For the past four weeks my son has attended a once a week after school enrichment program. Every Tuesday I eagerly watch for his school bus and when he doesn’t get off, I suddenly remember that I’m supposed to be picking him up. It’s a great system for a forgetful mom.
So I wait until four o’clock and I get in the minivan to drive the four minutes to his school. If we didn’t live next to a very busy street he could walk home almost as quickly as I could drive him.
And because about fifty other moms are making the same trek, our small elementary school parking lot is totally packed for the eight minutes it takes all of us to park, walk in the doors, take our child’s hand, and walk back out to our vans. We are all there for the exact same five minute window of time that these enrichment classes let out.
Ten minutes before that time the parking lot is empty. Ten minutes after it is empty again.
Every week I see something that drives me insane. And if a blog is for nothing else, it is for venting about things that drive you insane, even if no one else might care. So I am going to take my chance and air my grievances.
Every week, and I mean EVERY week, there are one or two moms who park in the two handicapped spaces right in front of the school. They are not always the same two moms and I have rarely actually seen the faces of said moms, but I am highly suspicious that they are not handicapped.
For one thing, there are no hang tags in the windows of these vans. For another, I have seen a few of the drivers actually get out and sprint to the doors, with that hurry in their step that says, “I’ll just be a minute….”
Now I hesitate to confront. I know firsthand that some disabilities are invisible to the naked eye. My metal leg tends to scream out validity, especially on the days I wear shorts. But I am sympathetic to the stares and judgment that some drivers must face when they live with things like weak hearts or lung conditions.
But the kicker of the story is that I DO own a handicap tag and I purposefully don’t park in those spaces. I am fully capable of finding a farther spot and making my way across the parking lot like the rest of the moms and dads. Occasionally I do have a bad leg day, so I dig out my hang tag and take a spot. But that is such a rare event I generally have to dig for five minutes to even find my tag in the bottom of the stack of maps.
So it makes me very protective of those bright blue wheelchair logos painted on the pavement. I am probably not the only parent or grandparent that doesn’t need it every day, but might need it some day. And if a selfish, lazy, running late parent tries to justify their use of the space, it personally offends me.
The rest of us are ‘just going to be a minute…” but we don’t use those spaces. The rest of us are busy and would love to shave five minutes off our errands by not trekking across the large parking lot. But we don’t. We either get there early enough for a closer space or we deal with the fact we might get a little bit of much needed exercise.
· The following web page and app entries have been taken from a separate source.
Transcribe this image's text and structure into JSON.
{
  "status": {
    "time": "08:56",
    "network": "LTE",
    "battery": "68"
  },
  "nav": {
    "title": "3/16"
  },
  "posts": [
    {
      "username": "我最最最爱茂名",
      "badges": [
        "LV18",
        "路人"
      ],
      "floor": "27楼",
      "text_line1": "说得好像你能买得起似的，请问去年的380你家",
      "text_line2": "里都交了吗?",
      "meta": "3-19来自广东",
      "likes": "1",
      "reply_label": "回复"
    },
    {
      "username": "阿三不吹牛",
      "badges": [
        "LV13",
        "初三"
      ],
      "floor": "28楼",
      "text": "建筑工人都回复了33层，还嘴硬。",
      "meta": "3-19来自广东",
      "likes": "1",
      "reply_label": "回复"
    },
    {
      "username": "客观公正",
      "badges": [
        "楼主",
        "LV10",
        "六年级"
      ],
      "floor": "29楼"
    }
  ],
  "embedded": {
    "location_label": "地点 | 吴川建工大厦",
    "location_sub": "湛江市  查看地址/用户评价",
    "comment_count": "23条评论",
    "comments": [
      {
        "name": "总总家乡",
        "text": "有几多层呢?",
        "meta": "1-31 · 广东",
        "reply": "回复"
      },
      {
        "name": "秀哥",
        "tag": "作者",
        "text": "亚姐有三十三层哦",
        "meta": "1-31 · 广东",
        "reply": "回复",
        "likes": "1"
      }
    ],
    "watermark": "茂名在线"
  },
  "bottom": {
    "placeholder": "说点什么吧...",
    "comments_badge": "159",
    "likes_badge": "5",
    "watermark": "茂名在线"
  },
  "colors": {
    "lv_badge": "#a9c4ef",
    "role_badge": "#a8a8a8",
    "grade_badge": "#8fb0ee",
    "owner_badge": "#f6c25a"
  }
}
I’ve called the school. They have been very sympathetic and put notices in the school newsletters. Maybe the offending drivers see it, but I’m sure not all of them take the time to read the newsletter. So in the meantime they continue to use those sacred spaces for their personal running-late spots.
And it continues to bug me.
That’s all. I’ve said my peace. Now let’s return to your regularly scheduled program.